Every chartered UK architect will be required to pass a mandatory health and safety test as a direct result of the 2017 Grenfell Tower fire.
The Royal Institute of British Architects announced that the test would launch in 2019, and would cover roles, responsibilities and legislation, design risk management and personal health and safety when working away from the office.
Existing members of the RIBA would be given a year to pass the test before renewing their membership for 2021.
The test is a direct result of Judith Hackitt’s call for professional bodies to raise their competency standards as part of her review into the Grenfell Tower fire that killed 72 people (see related article). In her review, Hackitt said it was industry indifference and ignorance, not flammable cladding, that led to the fire.
RIBA executive director of professional services, Adrian Dobson, said the last couple of years had seen architects put under pressure to demonstrate their health and safety competency to clients and industry.
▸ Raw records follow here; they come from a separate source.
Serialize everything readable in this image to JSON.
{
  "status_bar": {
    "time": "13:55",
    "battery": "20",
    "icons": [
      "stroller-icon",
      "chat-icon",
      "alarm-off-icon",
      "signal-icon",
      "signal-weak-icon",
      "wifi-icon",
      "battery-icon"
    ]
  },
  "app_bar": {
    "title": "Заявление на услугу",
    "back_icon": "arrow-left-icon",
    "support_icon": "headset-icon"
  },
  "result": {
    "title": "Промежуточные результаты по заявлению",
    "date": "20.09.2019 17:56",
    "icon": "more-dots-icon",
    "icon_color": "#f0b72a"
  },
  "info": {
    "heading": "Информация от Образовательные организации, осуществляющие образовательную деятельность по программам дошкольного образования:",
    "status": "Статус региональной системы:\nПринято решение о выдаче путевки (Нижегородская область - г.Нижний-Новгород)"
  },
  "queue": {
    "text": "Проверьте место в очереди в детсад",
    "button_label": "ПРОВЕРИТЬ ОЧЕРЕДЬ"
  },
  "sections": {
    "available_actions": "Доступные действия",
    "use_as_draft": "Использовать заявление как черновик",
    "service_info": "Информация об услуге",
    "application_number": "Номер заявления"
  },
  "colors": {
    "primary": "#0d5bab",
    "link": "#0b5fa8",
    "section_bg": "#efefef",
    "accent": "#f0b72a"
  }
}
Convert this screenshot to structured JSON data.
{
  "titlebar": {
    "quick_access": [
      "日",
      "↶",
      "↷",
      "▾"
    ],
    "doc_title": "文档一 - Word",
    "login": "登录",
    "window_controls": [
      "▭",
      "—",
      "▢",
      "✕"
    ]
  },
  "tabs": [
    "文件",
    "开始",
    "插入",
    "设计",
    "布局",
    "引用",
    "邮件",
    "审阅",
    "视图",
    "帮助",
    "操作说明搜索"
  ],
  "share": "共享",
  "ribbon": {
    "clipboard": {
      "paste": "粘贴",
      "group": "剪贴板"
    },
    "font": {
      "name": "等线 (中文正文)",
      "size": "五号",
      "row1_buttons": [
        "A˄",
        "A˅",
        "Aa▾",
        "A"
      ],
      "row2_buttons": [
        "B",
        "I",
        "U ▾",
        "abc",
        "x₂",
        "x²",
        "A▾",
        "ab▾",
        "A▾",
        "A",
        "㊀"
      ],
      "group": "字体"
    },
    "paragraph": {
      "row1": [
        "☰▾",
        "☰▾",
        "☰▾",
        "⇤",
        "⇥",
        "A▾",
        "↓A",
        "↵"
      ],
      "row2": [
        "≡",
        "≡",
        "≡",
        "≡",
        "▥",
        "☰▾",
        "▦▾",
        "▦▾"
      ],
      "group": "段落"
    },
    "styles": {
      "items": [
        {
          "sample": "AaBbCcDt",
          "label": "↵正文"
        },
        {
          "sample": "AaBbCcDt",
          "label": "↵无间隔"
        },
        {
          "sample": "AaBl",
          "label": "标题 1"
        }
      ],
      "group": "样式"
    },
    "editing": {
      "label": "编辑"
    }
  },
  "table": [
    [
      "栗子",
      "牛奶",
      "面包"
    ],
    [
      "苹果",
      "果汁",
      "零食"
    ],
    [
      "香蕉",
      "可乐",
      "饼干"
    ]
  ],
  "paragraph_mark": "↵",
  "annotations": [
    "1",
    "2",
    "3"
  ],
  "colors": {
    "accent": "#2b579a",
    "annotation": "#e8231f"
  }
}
“In developing this new test we will give our members the evidence they need to demonstrate their competence in managing health and safety and building users’ life safety. The test will also help safeguard our members when visiting site before and during construction.”
“Like a driving licence examination it will be competency-based and you will be allowed to re-take the test, but a chartered member’s membership would be suspended until they had demonstrated competency.”
Currently, RIBA members are expected to have appropriate health and safety knowledge, and must complete at least two hours of formal Continuing Professional Development in HSE each year.
Building regulations and fire safety expert Geoff Wilkinson told Architects’ Journal that the test is an admission that existing training has failed the industry.
“The concern is that this test may still just be lip service as it will fall short of the coverage and detail of courses such as the Association for Project Safety (APS) courses, for instance.”
“Even those courses wouldn’t deal with the specific details of the cladding and fire safety issues arising from Grenfell. So, whilst the aim of improving architects’ knowledge and awareness of (Color Design Management) is laudable, competence really needs to be assessed on a project-by-project basis to match to the actual risks presented by that project.”